The book already has a lot of content. What are some supplementary studying you recommend to review in addition to the book?



You can read other packt books and watch videos. You should also download the code samples of the book that are available from Packt.

What are the topics, if any, you wanted to include in the book that did not make the final version?



There are a lot of topics that I can talk/write about, but none that I wanted to put into this book and it could not make it. We started the book with the content editors of Packt identifying the targeted audience and then working out the structure of the book until we had an agreement what should go into the book. I had to argue long for the last chapter. The last chapter gives some carrier advice to novice programmers and what else they can learn in the coming years. Such a chapter is usually not part of a book of the type, but I insisted and packt finally agreed.

1 year ago
"Mainly out of self-preservation, I always try to wait 6 months or so before moving to the latest major release of Java."

Btw: you should not. You should install the latest beta version of Java an play with it, try it out. Also, download and play with the version that contains preview version of continuations from project Loom and another that contains value types.
1 year ago
Coping with the major release changes and which release to use is the task of a CTO and not a novice programmer. Because the book targets the novice programmers who want to learn Java this topic is not in this book. Nevertheless, this topic is really a hot potato and I just wrote an article about it recently that will be published by my employer, EPAM Systems. I cannot give a URL at the moment. It will also be translated into Russian.

I do not think that having an LTS release every three years is too often.
1 year ago
There are some features of Java 11 that I am not addressing in the book. It is by decision. The book is to novice programmers who learn Java just now. The change how nested classes access control changed in Java 11 is a topic that a developer should understand only later and presenting it would only have confused the novice programmer. The same way there is no comparison to older versions. You learn the state of the art Java, why learn the older version. (Well, yes, for a short while you may work on a project at a company that uses an older version, but then you will just accommodate to that.)

Nevertheless, I reworked the code samples of the book from Java 9 to Java 10/11 so that I extensively use the predefined type 'var' in the code samples.

As for Java 10 features: these features are also Java 11 features, they were not deleted from the new version, were they?
1 year ago
This question is very much off-topic. I recommend that you ask this question in a different forum on Coderanch.

If I were in your shoes I would also specify what "remote access" in this case means. If you want to reach the web pages served by Tomcat then it is very straightforward. If you want to debug an application remotely then you have to start Tomcat in debug mode. Btw: there is a chapter about it in the video:

https://www.packtpub.com/networking-and-servers/java-network-programming-recipes-video

Regards,
Peter
1 year ago
The book is aimed to developers who learn the Java programming language now and have some prior programming experience with other languages. It teaches you programming practices and styles along with Java. As Java has the latest version 11 now it is using this version. Because of that, the book does not contain a comparison to earlier versions. There are volume limitations (the book is 500pages even now) and it may also confuse someone who has no prior experience with Java.

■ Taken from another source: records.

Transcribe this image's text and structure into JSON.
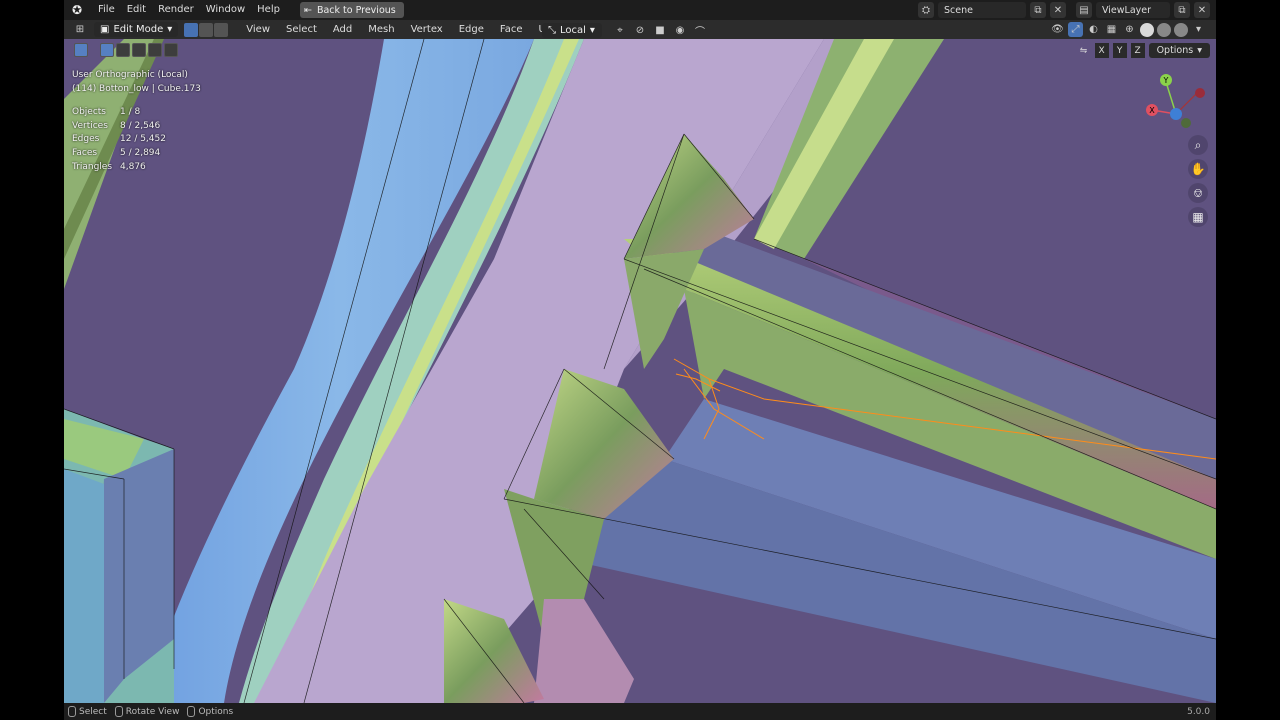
{
  "topbar": {
    "menus": [
      "File",
      "Edit",
      "Render",
      "Window",
      "Help"
    ],
    "back_button": "Back to Previous",
    "scene_label": "Scene",
    "viewlayer_label": "ViewLayer"
  },
  "viewport_header": {
    "mode": "Edit Mode",
    "menus": [
      "View",
      "Select",
      "Add",
      "Mesh",
      "Vertex",
      "Edge",
      "Face",
      "UV"
    ],
    "transform_orientation": "Local"
  },
  "axis_row": {
    "axes": [
      "X",
      "Y",
      "Z"
    ],
    "options_label": "Options"
  },
  "overlay": {
    "view_name": "User Orthographic (Local)",
    "object_info": "(114) Botton_low | Cube.173",
    "stats": [
      {
        "label": "Objects",
        "value": "1 / 8"
      },
      {
        "label": "Vertices",
        "value": "8 / 2,546"
      },
      {
        "label": "Edges",
        "value": "12 / 5,452"
      },
      {
        "label": "Faces",
        "value": "5 / 2,894"
      },
      {
        "label": "Triangles",
        "value": "4,876"
      }
    ]
  },
  "gizmo": {
    "y_label": "Y",
    "x_label": "X"
  },
  "statusbar": {
    "items": [
      "Select",
      "Rotate View",
      "Options"
    ],
    "version": "5.0.0"
  },
  "colors": {
    "accent": "#4772b3",
    "background": "#5b4e77",
    "selection": "#ff8c1a"
  }
}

If you are interested in the differences between Java 8 (the last long-term support release before 11) and Java 11 then I recommend

https://www.packtpub.com/application-development/mastering-java-9

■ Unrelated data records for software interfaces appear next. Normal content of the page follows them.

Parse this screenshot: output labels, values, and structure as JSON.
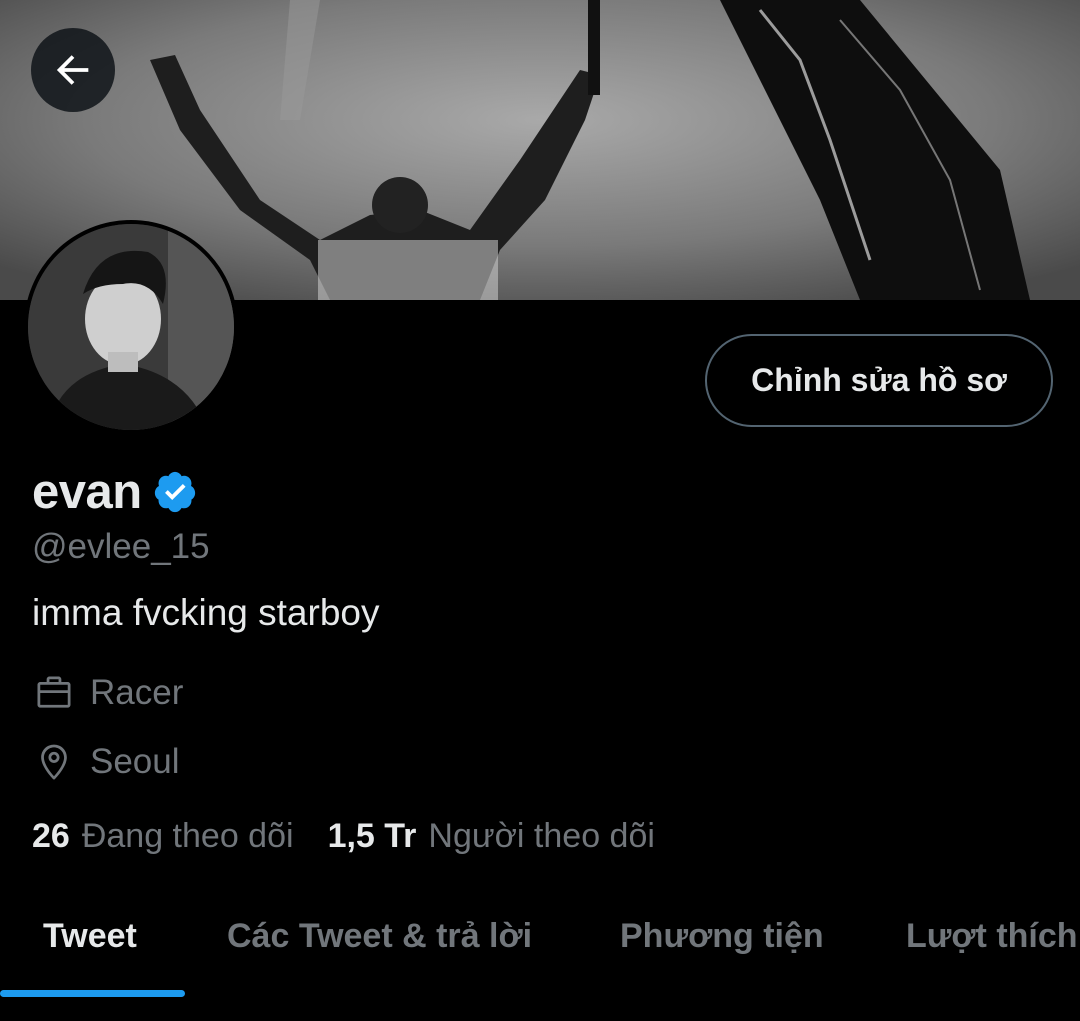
{
  "header": {
    "back_icon": "arrow-left-icon",
    "banner": "header-photo"
  },
  "profile": {
    "display_name": "evan",
    "verified_icon": "verified-badge-icon",
    "handle": "@evlee_15",
    "bio": "imma fvcking starboy",
    "work_icon": "briefcase-icon",
    "work": "Racer",
    "location_icon": "location-pin-icon",
    "location": "Seoul",
    "edit_button_label": "Chỉnh sửa hồ sơ"
  },
  "stats": {
    "following_count": "26",
    "following_label": "Đang theo dõi",
    "followers_count": "1,5 Tr",
    "followers_label": "Người theo dõi"
  },
  "tabs": [
    {
      "label": "Tweet",
      "active": true
    },
    {
      "label": "Các Tweet & trả lời",
      "active": false
    },
    {
      "label": "Phương tiện",
      "active": false
    },
    {
      "label": "Lượt thích",
      "active": false
    }
  ],
  "colors": {
    "accent": "#1d9bf0",
    "background": "#000000",
    "text_primary": "#e7e9ea",
    "text_secondary": "#71767b",
    "border": "#536471"
  }
}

and the new release of the same book

https://www.packtpub.com/application-development/mastering-java-11-second-edition

or you can watch the video

https://www.packtpub.com/application-development/java-9-new-features-deep-dive-video

regards,
Peter Verhás
1 year ago